Children and young people (CYP) represent almost a third of the UK population and improving their health and wellbeing is a key priority for NHS England, as set out in the NHS Long Term Plan.
The vision for the NHS is that:
By 2028, children and young people in England will have better physical health, mental health and wellbeing.
Children and young people, and their parents and carers, will experience a seamless service delivered by an integrated health and care system.
There will be a skilled workforce that listens to them, responds, and meets their needs.
The competition focuses on priority areas outlined in the Royal College of Paediatrics and Child Health’s 2020 State of Child Health report :
Long term conditions - Many long term conditions develop during childhood. More children are presenting with multiple and complex morbidities requiring tailored management.
Asthma is the most common long-term condition among children and young people and is among the top ten reasons for emergency hospital admission of children in the UK.
Epilepsy is the most common long-term neurological condition of childhood.

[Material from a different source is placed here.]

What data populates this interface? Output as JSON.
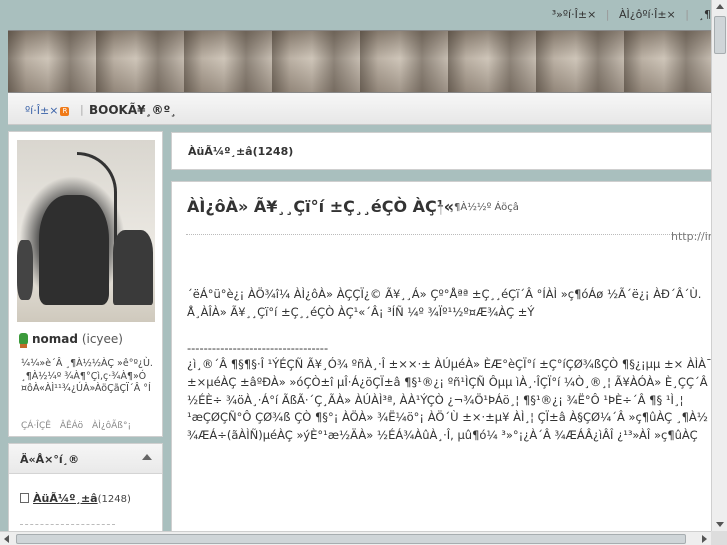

Diabetes is becoming increasingly common among young people in the UK, the majority due to Type 1 but there are growing numbers of Type 2.

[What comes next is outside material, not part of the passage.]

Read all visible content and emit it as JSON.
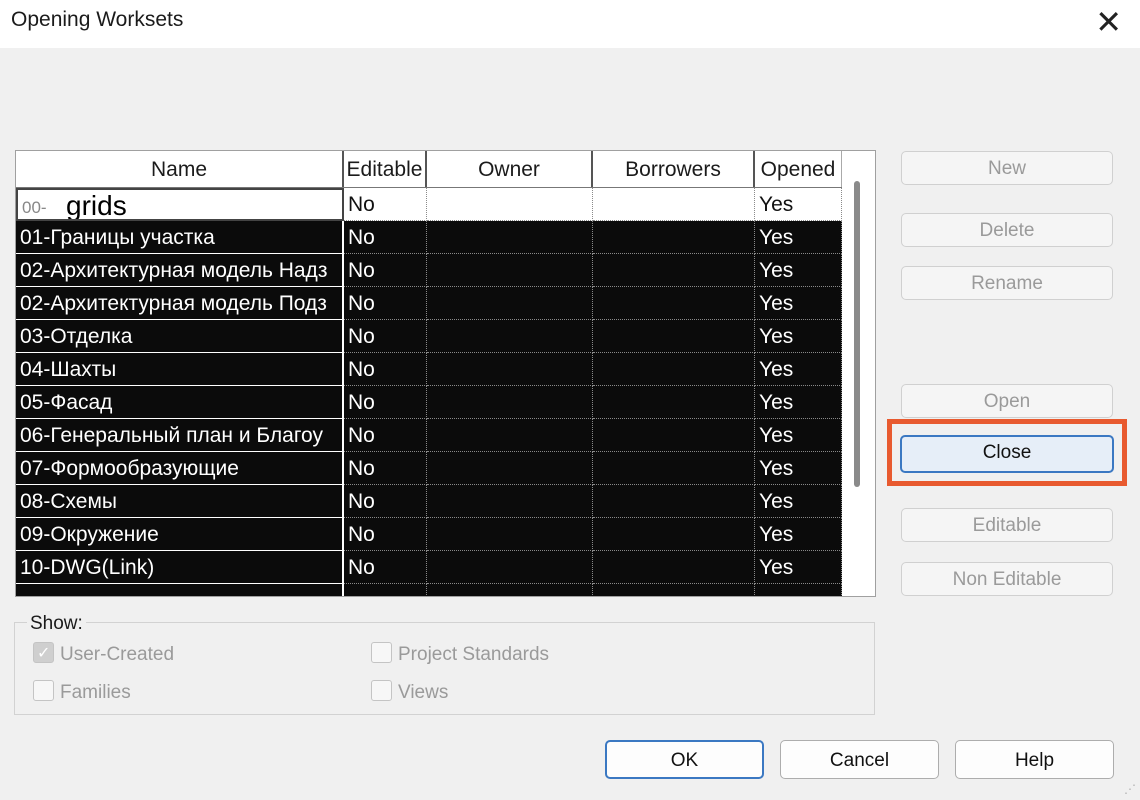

Prevention of ill-health - Promoting healthy lifestyles and preventing people from becoming ill is key to reducing the existing and future burden of disease and ensuring that everyone can live long and healthy lives.
Obesity is a major area of concern, as obese children are highly likely to become obese adults, with an increased chance of developing a range of other health conditions.
Oral health - Early intervention in childhood fosters healthy behaviours for life, notably in areas such as oral health. Tooth decay can lead to pain and time off school, resulting in loss of work for families, despite dental decay being almost always preventable.
Reducing health inequalities as outlined in NHS England’s Core20PLUS5 for Children and Young People is a core component of this competition, and equity of access and experience should be a central pillar of any successful innovation.
The competition is open to single organisations based in the UK or EU from the private, public, and third sectors, including companies - large corporates and small and medium enterprises, charities, universities and NHS Foundation Trusts.
Organisations based outside the UK or EU with innovations in remit for this call can apply as subcontractors of a lead UK/EU based organisation or via a UK or EU subsidiary.
The competition is for Phase 1 proposals which concentrate on activities that will significantly contribute to proving the scientific, technical and commercial feasibility of the proposed innovation.